Brazil’s past is marked by slavery and an abolition policy that did not support social inclusion, which led to a historical development of exclusion that reverberates into structural racism, the marginalised position of the black population, and related educational racial inequalities. In this scenario, the present paper focuses on the potential contribution of public policies to address racial inequalities in Brazilian education. Education policies influencing racial issues can reduce or intensify original disparities, depending on a complexity of factors, including the privileging of white interests that goes unnoticed in politics. Therefore, seeking a thorough investigation, this work draws from the sociological view of Stephen Ball’s policy cycle and the Critical Race Theory (CRT) to conduct a CRT-based education policy analysis. The case study policy is the mandatory inclusion of afro-Brazilian and African history and culture in disciplines from the basic education curriculum, a reparatory and value recognition initiative relevant to Brazil’s black population and multi-ethnic society.

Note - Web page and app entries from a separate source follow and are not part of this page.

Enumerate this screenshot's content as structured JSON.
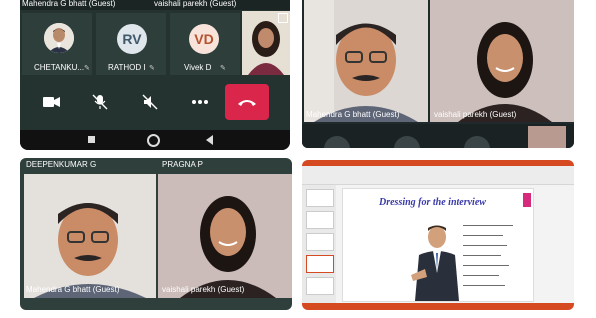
{
  "panel_top_left": {
    "header_names": [
      "Mahendra G bhatt (Guest)",
      "vaishali parekh (Guest)"
    ],
    "participants": [
      {
        "name": "CHETANKU...",
        "avatar_initials": "",
        "avatar_kind": "photo"
      },
      {
        "name": "RATHOD I",
        "avatar_initials": "RV",
        "avatar_kind": "initials"
      },
      {
        "name": "Vivek D",
        "avatar_initials": "VD",
        "avatar_kind": "initials"
      }
    ],
    "controls": [
      "camera-icon",
      "mic-off-icon",
      "speaker-off-icon",
      "more-icon",
      "end-call-icon"
    ],
    "end_call_color": "#d9264a"
  },
  "panel_top_right": {
    "tiles": [
      {
        "name": "Mahendra G bhatt (Guest)"
      },
      {
        "name": "vaishali parekh (Guest)"
      }
    ]
  },
  "panel_bottom_left": {
    "header_names": [
      "DEEPENKUMAR G",
      "PRAGNA P"
    ],
    "tiles": [
      {
        "name": "Mahendra G bhatt (Guest)"
      },
      {
        "name": "vaishali parekh (Guest)"
      }
    ]
  },
  "panel_bottom_right": {
    "slide_title": "Dressing for the interview",
    "accent_color": "#d64a22"
  }
}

This 20-year-old policy faces major gaps and challenges in its enactment, such as barriers to cultural change and lack of proper pedagogical tools. In the policy analysis, it is argued that discourses of race, racism and equity in policy text are influenced both by white interests and black social movements, showing a mixture of voices. Furthermore, structural racism influences the lack of policy enactment in an example of a ‘contradiction-closing case’, a racial justice landmark that serves as a rhetorical weapon while little changes in practice due to quiet obstructions.
Michele Puga Sarubbi, University College London, United Kingdom